It’s an extreme sport that demands huge amounts of training, expertise, accuracy and talent. To put it more simply, at it’s core, cliff diving is Beyonce – spectacle, exceptional talent, aesthetic execution, and a world tour. Just as people and brands want to be involved with Beyonce, they want to be involved with Red Bull and that is why I think the Red Bull Cliff Diving partnership works for Maurice Lacroix and forms an effective connection for models like the Pontos S Extreme.
These sorts of events come in all shapes and sizes and the amount to which they directly feature watches varies greatly. As a watchnerd-turned-writer, the fringe benefit of these events is that I’m usually guaranteed a solid weekend of chatting about watches. Much to my pleasure, the assembled group was happy to talk watches, with Andre and I pushing the “ad nauseam” threshold.
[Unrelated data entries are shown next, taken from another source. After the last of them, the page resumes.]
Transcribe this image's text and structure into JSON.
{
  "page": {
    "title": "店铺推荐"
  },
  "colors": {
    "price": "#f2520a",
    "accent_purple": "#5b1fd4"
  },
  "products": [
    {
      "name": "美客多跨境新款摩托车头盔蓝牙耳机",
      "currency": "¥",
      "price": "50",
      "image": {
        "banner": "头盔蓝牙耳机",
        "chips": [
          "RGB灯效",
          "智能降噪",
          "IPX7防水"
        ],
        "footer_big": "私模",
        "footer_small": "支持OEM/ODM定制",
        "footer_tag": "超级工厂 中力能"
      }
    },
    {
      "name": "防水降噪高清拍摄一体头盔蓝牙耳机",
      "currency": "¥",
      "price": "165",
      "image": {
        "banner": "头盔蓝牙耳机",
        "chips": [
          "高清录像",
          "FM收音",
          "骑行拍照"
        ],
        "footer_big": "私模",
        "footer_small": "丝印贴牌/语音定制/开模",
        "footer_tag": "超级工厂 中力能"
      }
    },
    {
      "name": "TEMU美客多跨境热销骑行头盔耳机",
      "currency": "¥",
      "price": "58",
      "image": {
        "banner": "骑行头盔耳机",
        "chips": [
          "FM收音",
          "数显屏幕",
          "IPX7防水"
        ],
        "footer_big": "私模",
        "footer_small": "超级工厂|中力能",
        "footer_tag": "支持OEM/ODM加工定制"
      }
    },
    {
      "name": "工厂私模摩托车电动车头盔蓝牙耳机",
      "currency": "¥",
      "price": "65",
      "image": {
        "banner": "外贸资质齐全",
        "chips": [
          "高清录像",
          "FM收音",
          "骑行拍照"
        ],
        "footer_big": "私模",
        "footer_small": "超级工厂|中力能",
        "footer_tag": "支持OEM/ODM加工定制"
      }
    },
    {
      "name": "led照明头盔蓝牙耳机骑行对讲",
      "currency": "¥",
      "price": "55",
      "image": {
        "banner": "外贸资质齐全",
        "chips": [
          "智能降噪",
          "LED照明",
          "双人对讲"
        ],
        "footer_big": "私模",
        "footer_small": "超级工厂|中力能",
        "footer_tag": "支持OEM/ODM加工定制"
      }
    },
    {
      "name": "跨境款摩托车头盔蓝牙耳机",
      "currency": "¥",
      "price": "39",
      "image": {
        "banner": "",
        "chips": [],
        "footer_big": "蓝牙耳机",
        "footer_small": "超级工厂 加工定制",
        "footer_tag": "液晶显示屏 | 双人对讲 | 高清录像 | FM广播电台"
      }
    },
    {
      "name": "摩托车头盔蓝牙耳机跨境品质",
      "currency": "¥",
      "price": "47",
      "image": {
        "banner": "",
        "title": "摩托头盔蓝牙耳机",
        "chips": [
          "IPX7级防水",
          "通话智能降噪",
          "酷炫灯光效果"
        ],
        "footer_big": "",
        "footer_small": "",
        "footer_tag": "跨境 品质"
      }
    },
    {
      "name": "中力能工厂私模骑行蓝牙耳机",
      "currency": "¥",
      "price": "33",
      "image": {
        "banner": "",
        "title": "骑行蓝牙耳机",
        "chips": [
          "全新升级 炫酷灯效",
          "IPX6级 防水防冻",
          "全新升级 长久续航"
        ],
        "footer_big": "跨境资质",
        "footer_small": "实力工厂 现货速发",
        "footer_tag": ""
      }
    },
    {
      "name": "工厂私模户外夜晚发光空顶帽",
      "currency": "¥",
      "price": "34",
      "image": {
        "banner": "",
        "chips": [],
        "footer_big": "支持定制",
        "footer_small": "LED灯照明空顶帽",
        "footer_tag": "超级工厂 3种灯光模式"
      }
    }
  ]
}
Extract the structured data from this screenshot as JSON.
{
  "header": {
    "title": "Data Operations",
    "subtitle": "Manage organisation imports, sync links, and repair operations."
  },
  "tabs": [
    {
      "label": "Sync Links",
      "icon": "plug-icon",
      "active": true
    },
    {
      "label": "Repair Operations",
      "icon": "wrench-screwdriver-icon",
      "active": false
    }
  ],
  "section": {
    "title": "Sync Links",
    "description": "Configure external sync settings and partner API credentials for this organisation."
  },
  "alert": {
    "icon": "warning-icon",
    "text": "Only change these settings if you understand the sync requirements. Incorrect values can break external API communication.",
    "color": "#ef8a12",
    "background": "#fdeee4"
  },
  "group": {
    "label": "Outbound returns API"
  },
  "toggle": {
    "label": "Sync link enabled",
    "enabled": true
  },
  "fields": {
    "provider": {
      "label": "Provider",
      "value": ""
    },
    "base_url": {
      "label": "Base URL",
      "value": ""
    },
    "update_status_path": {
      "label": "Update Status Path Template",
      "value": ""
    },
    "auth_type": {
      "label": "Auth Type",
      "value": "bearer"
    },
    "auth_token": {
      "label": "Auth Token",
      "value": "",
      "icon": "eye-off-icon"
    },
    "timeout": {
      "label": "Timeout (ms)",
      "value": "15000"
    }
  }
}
For his age, Andre has owned an impressive list of high profile watches. His outlook on the hobby of watch collecting seemed to place more value in experiencing great watches rather than amassing that perfect collection. From Doxa to Rolex and Citizen to Casio, Andre is in it for the fun of wearing great watches and I can’t imagine him beating the addiction any time soon. Respect.
The balance of our stay at Possum Lake was spent attempting to to find respite from the heat while watching Saturday’s final dives. After the podium, where Maurice Lacroix ambassador Artem Silchenko took second place, the entire circus is torn down, packed up and sent on to the next stop on the tour, Serpent’s Layer at Inis Mor, Ireland. The seven-stop tour will circle the globe and push the divers to conquer some of the worlds most suicidal-looking cliffs.
Like that fateful moment when the Red Bull buzz inevitably wears off, I find myself on a bus back to Dallas with a collection of Red Bull staff and even a couple divers. Some are sleeping, some, like me, are just quietly watching the passing sun-dried scenery. With clichéd sentiments for this very paragraph already forming in my caffeine-addled mind, I try to get some sleep. Something about life, highs and lows, and not being afraid to jump – unless it’s really really high.